Palate: Dry, furiously oaky and sharp. Some brine and olives, more vanillas, ripe red cherries, a flirt of caramel, and then a barrage of dark fruit, esters and licorice lands on you with the solidity of an Egyptian pyramid block. Gotta be honest though, even with all the fruity stuff, that oak is more dominant than usual here. Water helps, and mutes that oak knife, allowing more tars and some floor wax to take their usual central role.

Finish: Long, pungent, hot. Some coffee, licorice, sweeter fruits, more tannins (better controlled than on the tongue). Not entirely dry, but not lusciously damp either.

Thoughts: Kinda conflicted on this one. Started out great then got hijacked in mid-palate by tenacious oaken flavours which, however tamed, still were too obvious. Not one of the worst Caronis, but not one of the best either. No matter, I still enjoyed what I got.

Review by "Serge" Score: 84

This is heavy style Caroni, and it is a large vatting of 22 drums. Remember a drum typically contains 650 litres. Colour: reddish coffee.

Nose: It’s heavy, but not that heavy. Certainly fruitier and oakier than the Long Pond, less phenolic, more on classic high esters. A bag of liquorice allsorts, some polished rosewood, strawberry jam, and only in the background, some seawater, brine and olives. Little tar that I can get so far. With water: can you age strawberry jam in oak? I guess you can… Some sappy tones as well. High oak extraction.

Palate: Lots of oak and menthol! Bites you a bit, I have to say. A lot of quince jelly too, which I love, but the oak really is massive. You have the impression of quaffing walnut stain, in a way. With water: much, much better. The oak remains there and keeps biting you a bit, but the expected notes of tar, olives and polish manage to come through.

Finish: Very long, oaky, mentholy, with drops of salted Grand-Marnier.

Thoughts: Another one that takes your tongue hostage if you’re not careful, but water helps loosening up the ties.

Review by "Marco" Score: 92

Another rum from the closed Caroni distillery of Trinidad. In a few years Trinidad will be as good as dead, when it comes to decent rum bottlings. This bottling consisted of 6600 bottles. That's quite a lot. Colour: Very dark amber.

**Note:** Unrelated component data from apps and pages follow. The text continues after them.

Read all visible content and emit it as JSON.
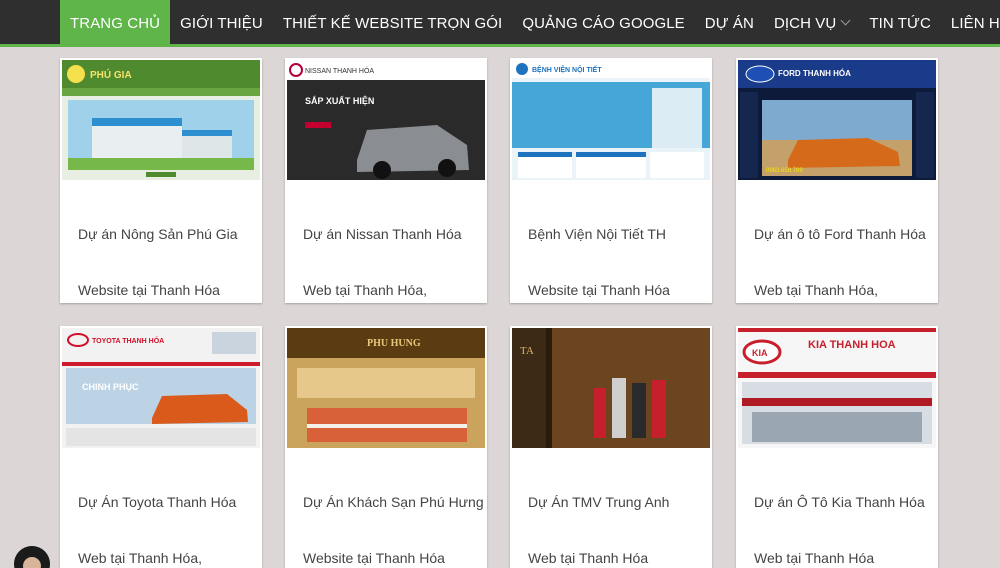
{
  "nav": {
    "items": [
      {
        "label": "TRANG CHỦ"
      },
      {
        "label": "GIỚI THIỆU"
      },
      {
        "label": "THIẾT KẾ WEBSITE TRỌN GÓI"
      },
      {
        "label": "QUẢNG CÁO GOOGLE"
      },
      {
        "label": "DỰ ÁN"
      },
      {
        "label": "DỊCH VỤ"
      },
      {
        "label": "TIN TỨC"
      },
      {
        "label": "LIÊN HỆ"
      }
    ]
  },
  "colors": {
    "accent": "#5fb54a",
    "nav_bg": "#2f2f2f",
    "page_bg": "#dcd6d6"
  },
  "projects": [
    {
      "title": "Dự án Nông Sản Phú Gia",
      "subtitle": "Website tại Thanh Hóa",
      "thumb_text": "PHÚ GIA"
    },
    {
      "title": "Dự án Nissan Thanh Hóa",
      "subtitle": "Web tại Thanh Hóa,",
      "thumb_text": "NISSAN THANH HÓA",
      "thumb_text2": "SẮP XUẤT HIỆN"
    },
    {
      "title": "Bệnh Viện Nội Tiết TH",
      "subtitle": "Website tại Thanh Hóa",
      "thumb_text": "BỆNH VIỆN NỘI TIẾT"
    },
    {
      "title": "Dự án ô tô Ford Thanh Hóa",
      "subtitle": "Web tại Thanh Hóa,",
      "thumb_text": "FORD THANH HÓA",
      "thumb_text2": "0963.658.789"
    },
    {
      "title": "Dự Án Toyota Thanh Hóa",
      "subtitle": "Web tại Thanh Hóa,",
      "thumb_text": "TOYOTA THANH HÓA",
      "thumb_text2": "CHINH PHỤC"
    },
    {
      "title": "Dự Án Khách Sạn Phú Hưng",
      "subtitle": "Website tại Thanh Hóa",
      "thumb_text": "PHU HUNG"
    },
    {
      "title": "Dự Án TMV Trung Anh",
      "subtitle": "Web tại Thanh Hóa",
      "thumb_text": "TA"
    },
    {
      "title": "Dự án Ô Tô Kia Thanh Hóa",
      "subtitle": "Web tại Thanh Hóa",
      "thumb_text": "KIA THANH HOA",
      "thumb_text2": "KIA"
    }
  ]
}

Nose: Strong flowers and tar, interwoven with an adhesive aroma are dominating the nose. Fine vanilla and herbs are also perceptible. Regarding fruits I only recognize mangoes and papayas garnished with butter. The alcohol stings slightly in the nose. Deep in the glass: toffee, caramel sweet, faintly banana and oak interwoven with tar. A very mature and serious (heavy) Caroni. With water there are now clearly spices besides the flowers and tar. The alcohol burns only discreetly in the nose. The rum has been tamed. I smell star anise and cloves. In addition there are oak, old leather, caramel and toffee. The nose is now slightly sweet. On fruits I smell only some faint ripe bananas and papayas.

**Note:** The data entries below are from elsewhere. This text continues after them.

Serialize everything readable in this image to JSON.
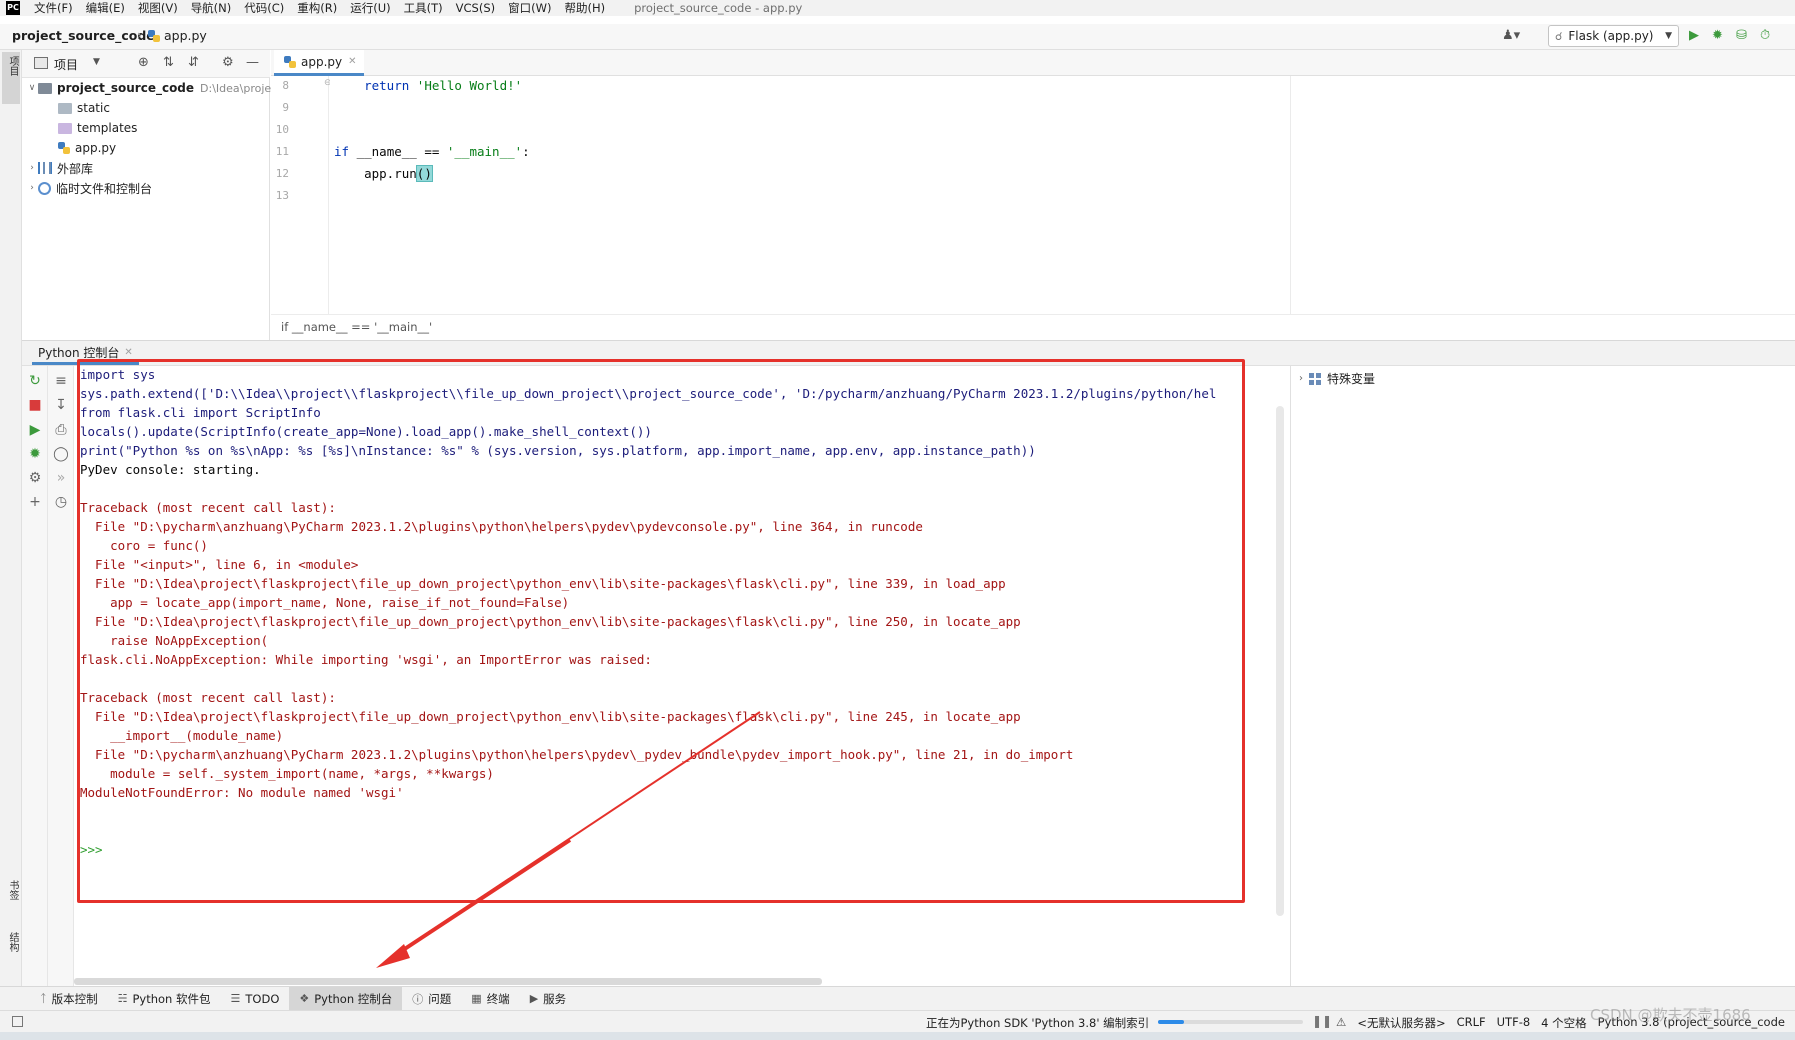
{
  "menubar": {
    "logo": "PC",
    "items": [
      "文件(F)",
      "编辑(E)",
      "视图(V)",
      "导航(N)",
      "代码(C)",
      "重构(R)",
      "运行(U)",
      "工具(T)",
      "VCS(S)",
      "窗口(W)",
      "帮助(H)"
    ],
    "window_title": "project_source_code - app.py"
  },
  "navbar": {
    "project": "project_source_code",
    "file": "app.py",
    "run_config": "Flask (app.py)"
  },
  "left_strip": {
    "project_tab": "项目",
    "bookmarks_tab": "书签",
    "structure_tab": "结构"
  },
  "project_panel": {
    "title": "项目",
    "tree": {
      "root_name": "project_source_code",
      "root_path": "D:\\Idea\\proje",
      "static": "static",
      "templates": "templates",
      "app": "app.py",
      "external_libs": "外部库",
      "scratches": "临时文件和控制台"
    }
  },
  "editor": {
    "tab": "app.py",
    "lines": [
      "8",
      "9",
      "10",
      "11",
      "12",
      "13"
    ],
    "code": {
      "l8_kw": "return",
      "l8_str": "'Hello World!'",
      "l11_kw": "if",
      "l11_a": "__name__ == ",
      "l11_str": "'__main__'",
      "l11_b": ":",
      "l12_a": "app.run",
      "l12_paren": "()"
    },
    "breadcrumb": "if __name__ == '__main__'"
  },
  "console": {
    "tab": "Python 控制台",
    "lines": {
      "l1": "import sys",
      "l2": "sys.path.extend(['D:\\\\Idea\\\\project\\\\flaskproject\\\\file_up_down_project\\\\project_source_code', 'D:/pycharm/anzhuang/PyCharm 2023.1.2/plugins/python/hel",
      "l3": "from flask.cli import ScriptInfo",
      "l4": "locals().update(ScriptInfo(create_app=None).load_app().make_shell_context())",
      "l5": "print(\"Python %s on %s\\nApp: %s [%s]\\nInstance: %s\" % (sys.version, sys.platform, app.import_name, app.env, app.instance_path))",
      "l6": "PyDev console: starting.",
      "e1": "Traceback (most recent call last):",
      "e2": "  File \"D:\\pycharm\\anzhuang\\PyCharm 2023.1.2\\plugins\\python\\helpers\\pydev\\pydevconsole.py\", line 364, in runcode",
      "e3": "    coro = func()",
      "e4": "  File \"<input>\", line 6, in <module>",
      "e5": "  File \"D:\\Idea\\project\\flaskproject\\file_up_down_project\\python_env\\lib\\site-packages\\flask\\cli.py\", line 339, in load_app",
      "e6": "    app = locate_app(import_name, None, raise_if_not_found=False)",
      "e7": "  File \"D:\\Idea\\project\\flaskproject\\file_up_down_project\\python_env\\lib\\site-packages\\flask\\cli.py\", line 250, in locate_app",
      "e8": "    raise NoAppException(",
      "e9": "flask.cli.NoAppException: While importing 'wsgi', an ImportError was raised:",
      "f1": "Traceback (most recent call last):",
      "f2": "  File \"D:\\Idea\\project\\flaskproject\\file_up_down_project\\python_env\\lib\\site-packages\\flask\\cli.py\", line 245, in locate_app",
      "f3": "    __import__(module_name)",
      "f4": "  File \"D:\\pycharm\\anzhuang\\PyCharm 2023.1.2\\plugins\\python\\helpers\\pydev\\_pydev_bundle\\pydev_import_hook.py\", line 21, in do_import",
      "f5": "    module = self._system_import(name, *args, **kwargs)",
      "f6": "ModuleNotFoundError: No module named 'wsgi'",
      "prompt": ">>>"
    }
  },
  "variables": {
    "special": "特殊变量"
  },
  "bottom_tools": [
    "版本控制",
    "Python 软件包",
    "TODO",
    "Python 控制台",
    "问题",
    "终端",
    "服务"
  ],
  "statusbar": {
    "progress_text": "正在为Python SDK 'Python 3.8' 编制索引",
    "progress_fraction": 0.18,
    "server": "<无默认服务器>",
    "line_sep": "CRLF",
    "encoding": "UTF-8",
    "indent": "4 个空格",
    "interpreter": "Python 3.8 (project_source_code"
  },
  "watermark": "CSDN @欺夫不壶1686",
  "colors": {
    "highlight_box": "#e5312b",
    "accent": "#4a88c7",
    "error_text": "#a31515",
    "keyword": "#0033b3",
    "string": "#067d17"
  }
}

Palate: At first a light sweetness mixed with a slight acidity. The rum is burning on the tongue. Then currants, tar, flowers and oak flavors. The rum loses enormously of his power after some time in the mouth. The flowers and tae flavours are becoming more stronger. The sweetness diminishes and disappears gradually. I taste and star anise, bitter herbs, sweet toffee, caramel and leather. The Rum tastes even after more than a minute in the mouth of flowers and tar flavours. Weak nuances of apricots. With water sweet flowers and tar flavours are rushing over the palate. The alcohol burns now very gently in the mouth. Currants, apricots, sweet toffee and caramel come are gradually appearing. The fruit is now a bit more present on the palate. Barrel aromas such as oak, old leather, star anise and cloves. The sweetness and the fruit disappear after a short time and the tar flavours are getting stronger.

Finish: Flowers and tar flavours form the beginning. There are also bitter herbs, toffee and caramel. Tar and flowers stay long on your palate. Of fruits you can taste only briefly some apricots and bananas. With water strong flavours of tar at the beginning. Then flowers and oak flavours with minimal bitterness from the barrel. Again, I taste apricots.

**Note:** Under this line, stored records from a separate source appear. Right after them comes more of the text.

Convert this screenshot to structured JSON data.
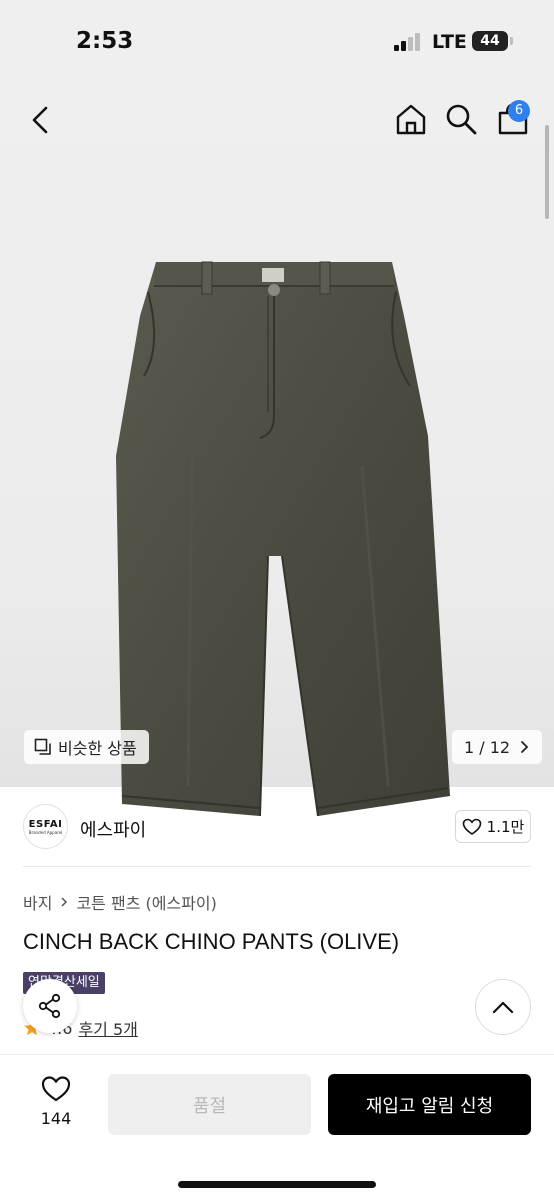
{
  "status_bar": {
    "time": "2:53",
    "network": "LTE",
    "battery": "44"
  },
  "header": {
    "cart_count": "6"
  },
  "gallery": {
    "similar_label": "비슷한 상품",
    "pager": "1 / 12"
  },
  "brand": {
    "logo_text": "ESFAI",
    "logo_sub": "Branded Apparel",
    "name": "에스파이",
    "likes": "1.1만"
  },
  "breadcrumb": [
    "바지",
    "코튼 팬츠 (에스파이)"
  ],
  "product": {
    "title": "CINCH BACK CHINO PANTS (OLIVE)",
    "badge": "연말결산세일",
    "rating": "4.6",
    "reviews": "후기 5개"
  },
  "bottom_bar": {
    "wish_count": "144",
    "soldout_label": "품절",
    "restock_label": "재입고 알림 신청"
  },
  "colors": {
    "accent_blue": "#2f80ed",
    "badge_purple": "#4a3f67",
    "primary_black": "#000000"
  },
  "icons": [
    "back-icon",
    "home-icon",
    "search-icon",
    "cart-icon",
    "similar-icon",
    "chevron-right-icon",
    "heart-icon",
    "share-icon",
    "chevron-up-icon",
    "star-icon"
  ]
}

Thoughts: A "fresh and dirty" Caroni, who plays in the "Upper League". I will definitely remember this one when all Caroni bottlings are gone forever. The current state of the rum industry of Trinidad is only to be morne. What a shame.

Return to list